Soccer Newcastle owners given stark reminder of task ahead after loss to Tottenham TV Channel
Newcastle United fans have had little to cheer in recent years so perhaps it was little wonder many got carried away on Sunday by the optimism surrounding the club’s new Saudi Arabian-backed era, no matter the consequences.
But then the football started.
Prior to kick-off against Tottenham, the city was awash with excitement. Fans swarmed the streets around St James’ Park dressed in black and white. Some wore headdresses and draped Saudi flags in tribute to their new owners, who have promised a brighter future after years of stagnation. More than anything, they have provided hope to a club which has been treading water.
Saudi Arabian students who had travelled from Birmingham were asked for pictures, Kuwaiti students based in Newcastle had turned up to sample the “vibes”. Over the road from the statue of former manager Sir Bobby Robson, a drummer inspired supporters to dance.
Such exuberant scenes were in stark contrast, though, to a protest nearby. A van with a picture of the murdered Saudi journalist Jamal Khashoggi circled the stadium. Western intelligence agencies believe the Crown Prince of Saudi Arabia, Mohammed bin Salman, ordered Khashoggi’s murder in 2018 – which he denies.
Inside the ground, Newcastle’s fans were determined to celebrate. The group Wor Flags were taking their seats for the first time in 897 days. They had turned their backs on the club because of disillusionment over Mike Ashley’s 14-year reign, but had returned to display their vision of the future in front of the new owners.
Their flag, which stretched across the Gallowgate End, quoted lyrics from Big River, a 1995 song by local hero Jimmy Nail.
“This is a mighty town built upon a solid ground,” it said. “And everything they’ve tried so hard to kill, we will rebuild.”
Its reveal was met with the type of roar we have come to expect from St James’ Park. Some fans were in tears about a day they thought might never come.
It must have been everything that part-owner Amanda Staveley hoped for as she was joined in the directors’ box by new non-executive chair Yasir Al-Rumayyan, who is also the governor of the Saudi state’s Public Investment Fund, which has provided 80% of the capital for the £305m takeover.
The euphoria was palpable, and it carried over into the match as Callum Wilson nodded in a header after two minutes to make home fans believe again.
Staveley hugged her husband and Al-Rumayyan, who broke out into a broad grin. If the 51-year-old needed a demonstration of why the Saudis were right to invest, this was perfect.
With Allan Saint-Maximin zipping about the pitch and Wilson sniffing another goal, perhaps the demand for an upgrade in players was over-stated?
But then the symptoms of the Ashley era came into view and showed the new owners how big a task they face.
Joelinton, the club record £40m forward who cannot score, fluffed a pass.
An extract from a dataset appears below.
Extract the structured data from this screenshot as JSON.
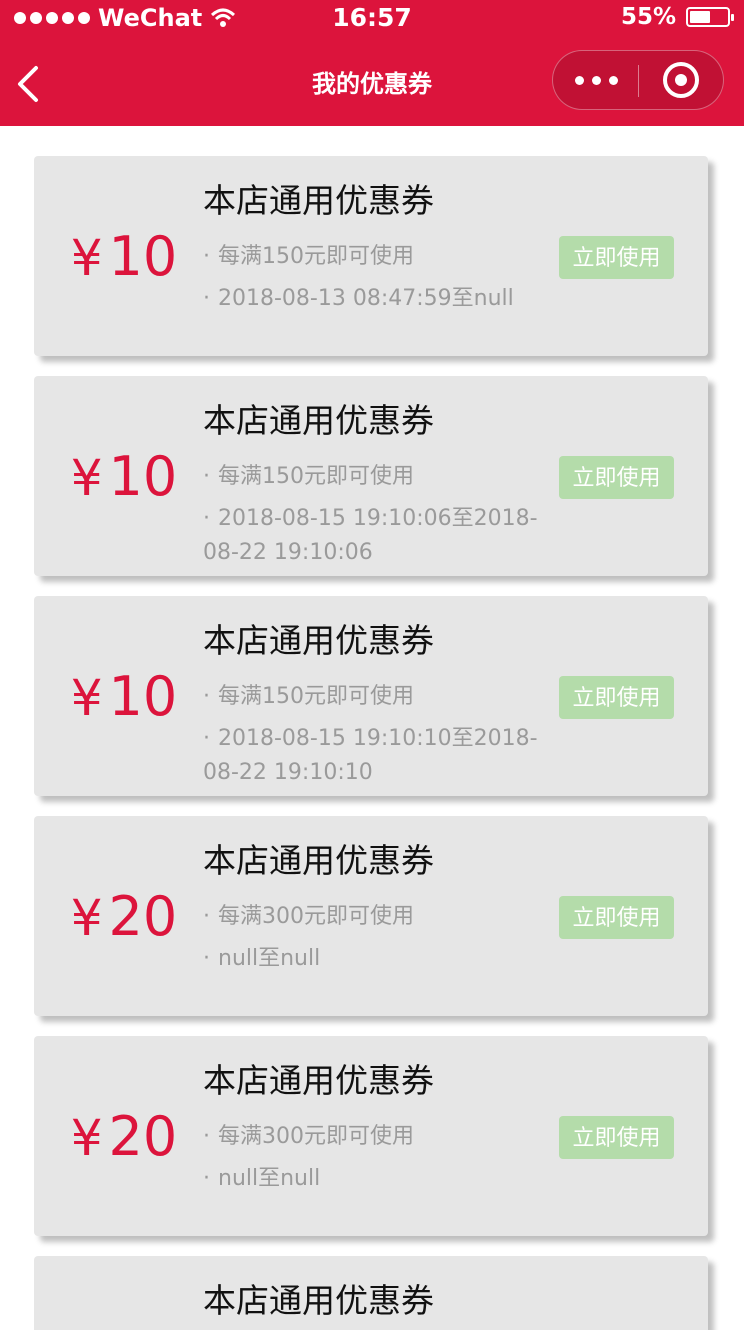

Newcastle’s midfield failed to offer their defence any protection, allowing Spurs to cut through and set up Harry Kane for his first league goal of the season.
After a lengthy first-half stoppage as a fan was treated for a medical emergency, it was the visitors who re-emerged more focused. The lack of depth in Newcastle’s squad was also exposed when Jonjo Shelvey was brought on to try to turn the game around and ended up being sent off for two clumsy challenges, the second described as “stupid” by Magpies legend Alan Shearer.
The jubilation seen in the directors’ box early on was gone. Stoney faces watched on.
Their gaze may well have been trained on Steve Bruce, who was completing his 1,000th game in management.
Sacking the 60-year-old, who has long been criticised by fans, would have been an easy way of signalling the new owners’ intent and there were reports he would be sacked last week.
But by only confirming he would take charge against Spurs 45 minutes prior to his pre-match press conference on Friday, the club left the manager in an awkward position. It means the new owners have more questions to answer.
They have called for patience from fans as they apply a considered approach to the new era. For most of the match, it seemed to have been heeded by supporters, who wanted to make the party a positive one.
But with no answers coming from the Newcastle boss after 74 minutes, a chant of “we want Brucey out” rippled along the Gallowgate End and slowly grew around the stadium.
The volume increased as the game slipped away and although a brief hope returned with Eric Dier’s own goal, by that stage the home fans had joined their Tottenham counterparts in singing “you’re getting sacked in the morning”.
All of a sudden it felt like nothing had changed at all.
Bruce says he will “crack on until I hear otherwise” but it may be that the performance sharpens a few minds as the new hierarchy seek to avoid the club getting involved in a relegation scrap.
It was a stark reminder – as if it were needed – that the owners welcomed as heroes have a major task on their hands.